Items from an interface collection:
+ + + + +

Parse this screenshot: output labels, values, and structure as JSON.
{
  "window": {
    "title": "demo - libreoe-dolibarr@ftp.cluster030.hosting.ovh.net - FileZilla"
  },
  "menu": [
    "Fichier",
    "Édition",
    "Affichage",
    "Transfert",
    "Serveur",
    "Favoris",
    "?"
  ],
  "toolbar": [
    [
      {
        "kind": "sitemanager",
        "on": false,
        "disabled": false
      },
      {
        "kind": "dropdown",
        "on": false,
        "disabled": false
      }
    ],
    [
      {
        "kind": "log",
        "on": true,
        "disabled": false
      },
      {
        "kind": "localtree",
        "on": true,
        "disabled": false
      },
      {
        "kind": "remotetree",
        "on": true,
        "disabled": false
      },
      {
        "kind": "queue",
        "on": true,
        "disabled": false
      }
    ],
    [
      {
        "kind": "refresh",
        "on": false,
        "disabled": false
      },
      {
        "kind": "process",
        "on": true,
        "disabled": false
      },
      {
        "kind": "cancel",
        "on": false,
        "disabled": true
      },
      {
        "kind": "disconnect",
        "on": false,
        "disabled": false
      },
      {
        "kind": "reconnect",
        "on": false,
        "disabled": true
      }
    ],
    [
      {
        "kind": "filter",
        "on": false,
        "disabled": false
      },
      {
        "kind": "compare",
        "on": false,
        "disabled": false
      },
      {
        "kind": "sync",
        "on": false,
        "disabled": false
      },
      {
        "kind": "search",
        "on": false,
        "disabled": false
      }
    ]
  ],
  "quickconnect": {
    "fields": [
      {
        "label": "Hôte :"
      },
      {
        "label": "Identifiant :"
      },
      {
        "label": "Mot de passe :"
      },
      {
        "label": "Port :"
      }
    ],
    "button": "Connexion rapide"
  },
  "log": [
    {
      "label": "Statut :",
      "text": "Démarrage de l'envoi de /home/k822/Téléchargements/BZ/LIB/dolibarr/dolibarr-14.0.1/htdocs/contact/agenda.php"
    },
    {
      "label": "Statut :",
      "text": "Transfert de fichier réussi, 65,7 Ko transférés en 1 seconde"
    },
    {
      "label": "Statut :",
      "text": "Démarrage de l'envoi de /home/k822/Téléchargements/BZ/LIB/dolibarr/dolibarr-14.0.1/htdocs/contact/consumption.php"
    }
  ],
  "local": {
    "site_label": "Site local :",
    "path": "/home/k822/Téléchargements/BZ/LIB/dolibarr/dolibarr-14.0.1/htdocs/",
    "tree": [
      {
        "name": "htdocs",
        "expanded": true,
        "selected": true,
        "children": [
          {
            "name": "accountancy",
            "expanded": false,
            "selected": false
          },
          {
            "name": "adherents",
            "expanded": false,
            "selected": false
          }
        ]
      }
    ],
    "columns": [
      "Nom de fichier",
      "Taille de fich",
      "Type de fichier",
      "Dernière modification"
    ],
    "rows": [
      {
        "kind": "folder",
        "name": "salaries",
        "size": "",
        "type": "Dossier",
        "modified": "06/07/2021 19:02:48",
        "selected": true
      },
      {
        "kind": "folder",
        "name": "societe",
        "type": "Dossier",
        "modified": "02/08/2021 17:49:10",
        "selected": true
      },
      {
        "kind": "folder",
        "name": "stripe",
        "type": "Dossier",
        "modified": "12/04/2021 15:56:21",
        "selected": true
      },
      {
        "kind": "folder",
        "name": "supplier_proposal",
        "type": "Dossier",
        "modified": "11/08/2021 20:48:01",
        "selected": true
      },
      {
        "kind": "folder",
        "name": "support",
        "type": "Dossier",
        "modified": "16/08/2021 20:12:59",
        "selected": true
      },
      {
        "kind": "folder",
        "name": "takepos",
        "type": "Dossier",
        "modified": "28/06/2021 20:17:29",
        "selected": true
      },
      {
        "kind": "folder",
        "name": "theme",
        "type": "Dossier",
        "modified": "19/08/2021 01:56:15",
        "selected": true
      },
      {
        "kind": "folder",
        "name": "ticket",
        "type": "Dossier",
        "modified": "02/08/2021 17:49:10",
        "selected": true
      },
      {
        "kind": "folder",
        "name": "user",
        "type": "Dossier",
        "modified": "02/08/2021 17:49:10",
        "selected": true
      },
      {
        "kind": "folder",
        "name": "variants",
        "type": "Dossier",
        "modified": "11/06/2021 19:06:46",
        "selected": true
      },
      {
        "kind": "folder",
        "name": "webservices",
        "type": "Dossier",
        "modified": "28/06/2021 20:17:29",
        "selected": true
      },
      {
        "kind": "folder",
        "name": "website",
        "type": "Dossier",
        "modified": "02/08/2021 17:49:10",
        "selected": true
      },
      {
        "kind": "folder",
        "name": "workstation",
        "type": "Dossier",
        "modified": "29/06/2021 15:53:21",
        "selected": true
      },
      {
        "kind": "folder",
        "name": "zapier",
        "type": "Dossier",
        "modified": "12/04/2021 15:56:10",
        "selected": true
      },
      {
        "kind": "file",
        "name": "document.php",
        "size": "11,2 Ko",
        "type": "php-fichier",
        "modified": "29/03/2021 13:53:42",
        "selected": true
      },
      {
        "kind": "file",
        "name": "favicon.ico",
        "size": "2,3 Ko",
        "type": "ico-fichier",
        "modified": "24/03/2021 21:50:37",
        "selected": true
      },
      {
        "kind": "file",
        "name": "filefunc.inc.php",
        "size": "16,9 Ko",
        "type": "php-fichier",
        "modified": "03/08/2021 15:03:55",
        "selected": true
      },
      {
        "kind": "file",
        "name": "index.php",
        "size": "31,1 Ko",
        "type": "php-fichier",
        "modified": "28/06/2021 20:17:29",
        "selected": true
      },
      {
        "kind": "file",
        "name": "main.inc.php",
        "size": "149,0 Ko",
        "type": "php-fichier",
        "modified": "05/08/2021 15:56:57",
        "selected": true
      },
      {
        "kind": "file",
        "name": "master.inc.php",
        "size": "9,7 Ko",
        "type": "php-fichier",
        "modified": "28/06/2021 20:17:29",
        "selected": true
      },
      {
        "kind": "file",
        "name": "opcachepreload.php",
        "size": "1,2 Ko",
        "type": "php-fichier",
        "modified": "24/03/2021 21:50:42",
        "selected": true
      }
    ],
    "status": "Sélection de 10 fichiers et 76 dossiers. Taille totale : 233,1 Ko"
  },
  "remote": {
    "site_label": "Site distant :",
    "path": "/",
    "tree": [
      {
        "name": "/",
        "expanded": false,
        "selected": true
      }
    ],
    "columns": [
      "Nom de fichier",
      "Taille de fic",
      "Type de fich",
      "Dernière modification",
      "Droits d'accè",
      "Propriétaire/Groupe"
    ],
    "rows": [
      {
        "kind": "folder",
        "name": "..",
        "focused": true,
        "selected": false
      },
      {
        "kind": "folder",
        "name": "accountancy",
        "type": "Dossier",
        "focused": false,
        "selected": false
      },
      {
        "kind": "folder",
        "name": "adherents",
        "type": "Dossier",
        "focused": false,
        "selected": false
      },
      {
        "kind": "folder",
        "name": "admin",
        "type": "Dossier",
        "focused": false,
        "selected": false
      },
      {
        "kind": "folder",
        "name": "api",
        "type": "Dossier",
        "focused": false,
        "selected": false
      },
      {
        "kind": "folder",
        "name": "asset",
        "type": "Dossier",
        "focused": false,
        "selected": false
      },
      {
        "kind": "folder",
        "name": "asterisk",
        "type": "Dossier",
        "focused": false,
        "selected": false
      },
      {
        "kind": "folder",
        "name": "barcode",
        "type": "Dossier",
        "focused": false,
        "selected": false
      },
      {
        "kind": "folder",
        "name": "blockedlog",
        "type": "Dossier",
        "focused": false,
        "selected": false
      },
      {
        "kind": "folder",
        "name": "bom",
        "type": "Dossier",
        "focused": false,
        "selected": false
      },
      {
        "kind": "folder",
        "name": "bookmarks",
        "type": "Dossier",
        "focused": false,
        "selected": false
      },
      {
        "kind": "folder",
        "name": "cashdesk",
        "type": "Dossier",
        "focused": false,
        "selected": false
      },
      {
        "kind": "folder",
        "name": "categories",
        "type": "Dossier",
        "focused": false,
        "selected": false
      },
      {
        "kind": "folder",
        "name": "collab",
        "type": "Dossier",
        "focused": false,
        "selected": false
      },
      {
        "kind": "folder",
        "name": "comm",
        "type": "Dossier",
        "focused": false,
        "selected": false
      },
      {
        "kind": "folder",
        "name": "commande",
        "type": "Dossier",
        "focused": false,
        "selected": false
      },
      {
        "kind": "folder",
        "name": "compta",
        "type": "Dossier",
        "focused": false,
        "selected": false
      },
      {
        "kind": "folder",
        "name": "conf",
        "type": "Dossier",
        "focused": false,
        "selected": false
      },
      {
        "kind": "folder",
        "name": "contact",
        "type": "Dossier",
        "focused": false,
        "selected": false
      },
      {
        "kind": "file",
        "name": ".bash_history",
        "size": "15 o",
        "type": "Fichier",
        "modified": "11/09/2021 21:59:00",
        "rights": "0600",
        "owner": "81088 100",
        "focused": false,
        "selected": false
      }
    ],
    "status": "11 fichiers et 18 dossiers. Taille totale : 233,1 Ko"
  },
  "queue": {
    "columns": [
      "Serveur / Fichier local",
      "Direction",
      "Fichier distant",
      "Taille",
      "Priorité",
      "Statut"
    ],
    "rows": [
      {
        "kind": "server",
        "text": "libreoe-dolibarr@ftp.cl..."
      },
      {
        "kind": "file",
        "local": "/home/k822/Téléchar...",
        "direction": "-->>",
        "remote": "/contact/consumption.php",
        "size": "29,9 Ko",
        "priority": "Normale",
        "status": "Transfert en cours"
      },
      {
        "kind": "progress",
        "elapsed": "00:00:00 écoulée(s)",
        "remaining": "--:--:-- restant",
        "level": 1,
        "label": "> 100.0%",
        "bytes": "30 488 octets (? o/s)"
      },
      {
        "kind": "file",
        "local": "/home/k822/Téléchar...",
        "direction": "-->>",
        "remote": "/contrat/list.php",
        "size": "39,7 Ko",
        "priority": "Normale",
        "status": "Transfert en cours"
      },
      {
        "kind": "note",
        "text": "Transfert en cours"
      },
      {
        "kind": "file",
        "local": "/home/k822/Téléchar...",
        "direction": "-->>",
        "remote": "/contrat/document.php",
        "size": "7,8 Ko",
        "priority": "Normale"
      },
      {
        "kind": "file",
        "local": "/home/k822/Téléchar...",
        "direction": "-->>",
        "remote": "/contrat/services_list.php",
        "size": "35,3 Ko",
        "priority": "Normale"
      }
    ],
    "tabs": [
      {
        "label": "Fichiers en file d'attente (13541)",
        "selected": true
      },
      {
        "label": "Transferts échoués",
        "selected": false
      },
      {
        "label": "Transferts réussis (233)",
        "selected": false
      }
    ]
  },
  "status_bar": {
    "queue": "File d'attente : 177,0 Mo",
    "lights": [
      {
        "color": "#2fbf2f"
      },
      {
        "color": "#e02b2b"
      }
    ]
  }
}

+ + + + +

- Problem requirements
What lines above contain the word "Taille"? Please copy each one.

- Written response
      "Taille de fich",
    "status": "Sélection de 10 fichiers et 76 dossiers. Taille totale : 233,1 Ko"
      "Taille de fic",
    "status": "11 fichiers et 18 dossiers. Taille totale : 233,1 Ko"
      "Taille",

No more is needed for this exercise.